Export-Supported Jobs
A U.S. Travel Association chart showing export-supported jobs U.S. Travel Association

Are you out of work and looking for a job? According to a first-of-its-kind study from the U.S. Travel Association, workers who begin their careers in the travel industry have greater access to educational opportunities, enjoy better career progression and achieve higher wages. Moreover, though the national unemployment rate has remained stagnant, travel has actually added jobs 16 percent faster than the rest of the economy since the overall employment recovery began in March 2010.

U.S. Travel’s new report, analyzed by Oxford Economics, compares workers in the travel industry with those in other fields using 30 years of data from the U.S. Bureau of Labor Statistics (BLS). The BLS has tracked more than 5,000 workers since 1979, interviewing them every year through 1994, and every two years since.

Roger Dow, president and CEO of U.S. Travel, believes the data is conclusive.

“Workers whose first job is in the travel industry progress further in their careers than individuals who get their start in other industries, and travel industry work experience helps Americans earn higher wages and attain an education," he said. "Travel jobs provide important, transferable skills that are indispensable to career success, and careers in travel deliver financial security with the majority of travel industry workers earning a middle-class income or higher."

The study found that a third of the 5.6 million Americans who work part-time to support themselves while furthering their education are employed by the travel industry. Among those studied who began their careers in the travel industry, 33 percent earned at least a bachelors degree and two out of five went on to earn more than $100,000 per year.

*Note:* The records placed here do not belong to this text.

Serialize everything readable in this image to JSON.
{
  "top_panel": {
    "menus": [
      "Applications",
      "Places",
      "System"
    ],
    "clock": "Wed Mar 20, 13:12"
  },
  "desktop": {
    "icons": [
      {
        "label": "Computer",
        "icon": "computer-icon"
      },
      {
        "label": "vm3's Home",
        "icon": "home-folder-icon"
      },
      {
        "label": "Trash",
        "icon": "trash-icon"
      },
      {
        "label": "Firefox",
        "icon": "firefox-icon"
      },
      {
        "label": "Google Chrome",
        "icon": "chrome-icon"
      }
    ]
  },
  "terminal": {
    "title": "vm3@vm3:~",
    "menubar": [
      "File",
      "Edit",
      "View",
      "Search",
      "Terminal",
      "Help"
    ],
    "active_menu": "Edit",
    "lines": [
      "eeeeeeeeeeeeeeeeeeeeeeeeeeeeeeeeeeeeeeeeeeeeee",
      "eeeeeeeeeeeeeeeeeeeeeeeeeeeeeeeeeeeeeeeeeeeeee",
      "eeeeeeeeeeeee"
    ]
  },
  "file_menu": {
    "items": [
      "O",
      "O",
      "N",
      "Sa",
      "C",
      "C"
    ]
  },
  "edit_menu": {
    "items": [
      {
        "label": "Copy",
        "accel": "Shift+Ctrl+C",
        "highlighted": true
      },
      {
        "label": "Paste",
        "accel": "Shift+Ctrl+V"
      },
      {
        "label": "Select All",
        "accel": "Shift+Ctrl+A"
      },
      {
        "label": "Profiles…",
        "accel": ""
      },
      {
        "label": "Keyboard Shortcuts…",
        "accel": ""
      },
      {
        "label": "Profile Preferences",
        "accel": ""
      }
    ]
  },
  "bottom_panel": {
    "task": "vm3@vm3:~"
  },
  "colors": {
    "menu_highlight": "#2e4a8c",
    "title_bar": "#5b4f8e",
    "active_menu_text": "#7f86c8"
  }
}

The U.S. Travel Association believes these jobs, which cannot be outsourced, are contributing to the growth of the American middle class, as more than half of all travel industry employees earn a middle-class salary or higher.

"In recent years, the travel industry has quietly emerged as one of America's leading drivers of growth and job creation," said David Huether, senior vice president for research and economics at U.S. Travel. "Every dollar spent on travel has a ripple effect benefiting other sectors of the economy. In fact, the travel industry injects $1.9 trillion into the U.S. economy and supports 14.4 million jobs."

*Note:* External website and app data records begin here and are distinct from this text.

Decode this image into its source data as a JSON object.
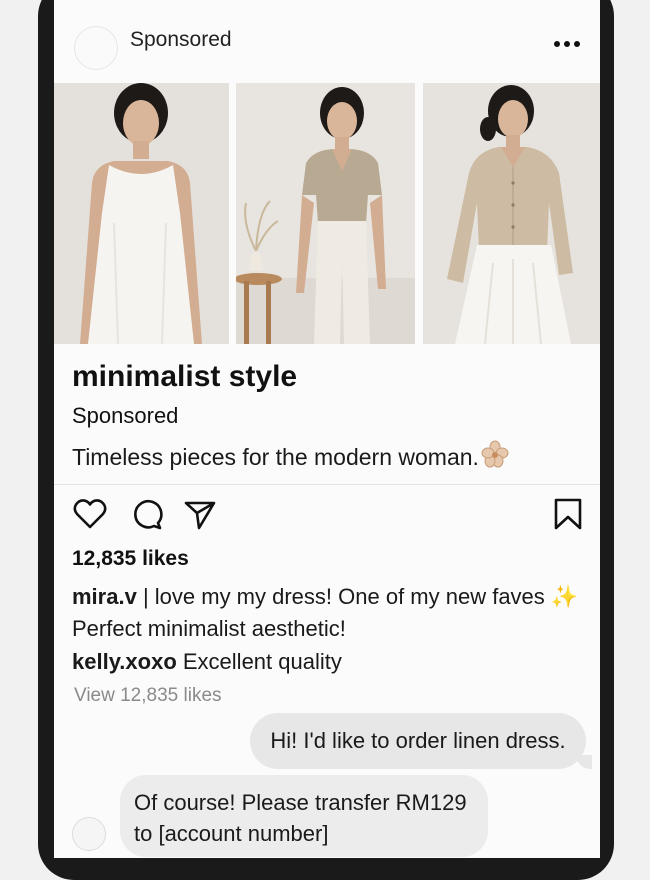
{
  "post": {
    "header_label": "Sponsored",
    "title": "minimalist style",
    "sponsored_label": "Sponsored",
    "tagline": "Timeless pieces for the modern woman."
  },
  "engagement": {
    "likes_text": "12,835 likes",
    "view_all_text": "View 12,835 likes"
  },
  "comments": [
    {
      "user": "mira.v",
      "text": " | love my my dress! One of my new faves ✨ Perfect minimalist aesthetic!"
    },
    {
      "user": "kelly.xoxo",
      "text": " Excellent quality"
    }
  ],
  "messages": {
    "outgoing": "Hi! I'd like to order linen dress.",
    "incoming_line1": "Of course! Please transfer RM129",
    "incoming_line2": "to [account number]"
  },
  "icons": [
    "more-icon",
    "heart-icon",
    "comment-icon",
    "share-icon",
    "bookmark-icon",
    "flower-emoji"
  ]
}
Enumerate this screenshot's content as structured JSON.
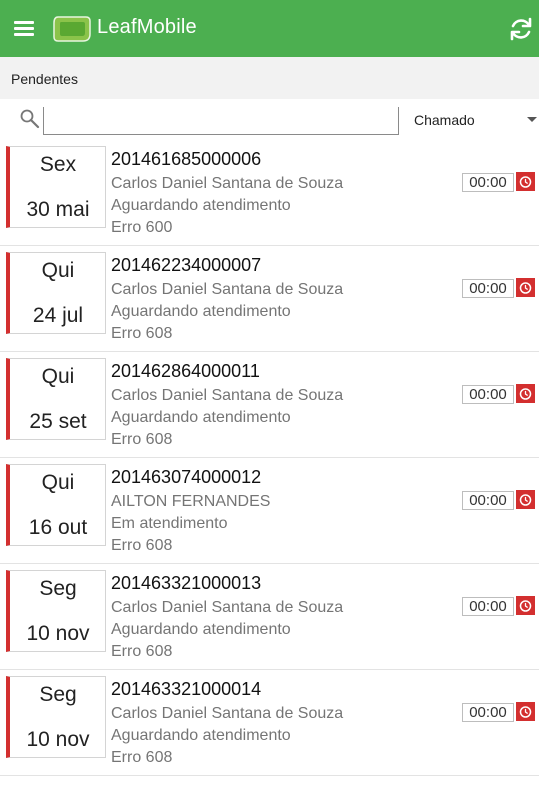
{
  "appbar": {
    "title": "LeafMobile",
    "brand_color": "#4caf50",
    "menu_icon": "hamburger-menu-icon",
    "logo_icon": "leaf-logo-icon",
    "refresh_icon": "refresh-icon"
  },
  "subheader": {
    "title": "Pendentes"
  },
  "search": {
    "value": "",
    "placeholder": "",
    "icon": "search-icon"
  },
  "filter": {
    "selected": "Chamado"
  },
  "accent_color": "#d32f2f",
  "tickets": [
    {
      "day": "Sex",
      "date": "30 mai",
      "id": "201461685000006",
      "person": "Carlos Daniel Santana de Souza",
      "status": "Aguardando atendimento",
      "error": "Erro 600",
      "timer": "00:00"
    },
    {
      "day": "Qui",
      "date": "24 jul",
      "id": "201462234000007",
      "person": "Carlos Daniel Santana de Souza",
      "status": "Aguardando atendimento",
      "error": "Erro 608",
      "timer": "00:00"
    },
    {
      "day": "Qui",
      "date": "25 set",
      "id": "201462864000011",
      "person": "Carlos Daniel Santana de Souza",
      "status": "Aguardando atendimento",
      "error": "Erro 608",
      "timer": "00:00"
    },
    {
      "day": "Qui",
      "date": "16 out",
      "id": "201463074000012",
      "person": "AILTON FERNANDES",
      "status": "Em atendimento",
      "error": "Erro 608",
      "timer": "00:00"
    },
    {
      "day": "Seg",
      "date": "10 nov",
      "id": "201463321000013",
      "person": "Carlos Daniel Santana de Souza",
      "status": "Aguardando atendimento",
      "error": "Erro 608",
      "timer": "00:00"
    },
    {
      "day": "Seg",
      "date": "10 nov",
      "id": "201463321000014",
      "person": "Carlos Daniel Santana de Souza",
      "status": "Aguardando atendimento",
      "error": "Erro 608",
      "timer": "00:00"
    }
  ]
}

U.S. Travel estimates that for every 35 foreign visitors, one new American job is created. President Obama took note of the travel industry's role in the economy and put travel and tourism on the agenda as a potential economy-booster in 2009, and he signed the Travel Promotion Act into law in March 2010. The U.S. secretary of commerce then appointed an 11-member board of directors to govern a public-private partnership called Brand USA that was charged with inspiring travelers to “Discover America.”

Brand USA launched the nation’s first tourism promotion ads in May, and by the third quarter of 2012, the UN World Tourism Organization figures showed that tourism earnings in the U.S. were up 8 percent, second in the world only to Hong Kong in terms of growth.

U.S. Travel Association believes further growth in business travel and domestic and international inbound tourism next year will likely create another 100,000 American jobs.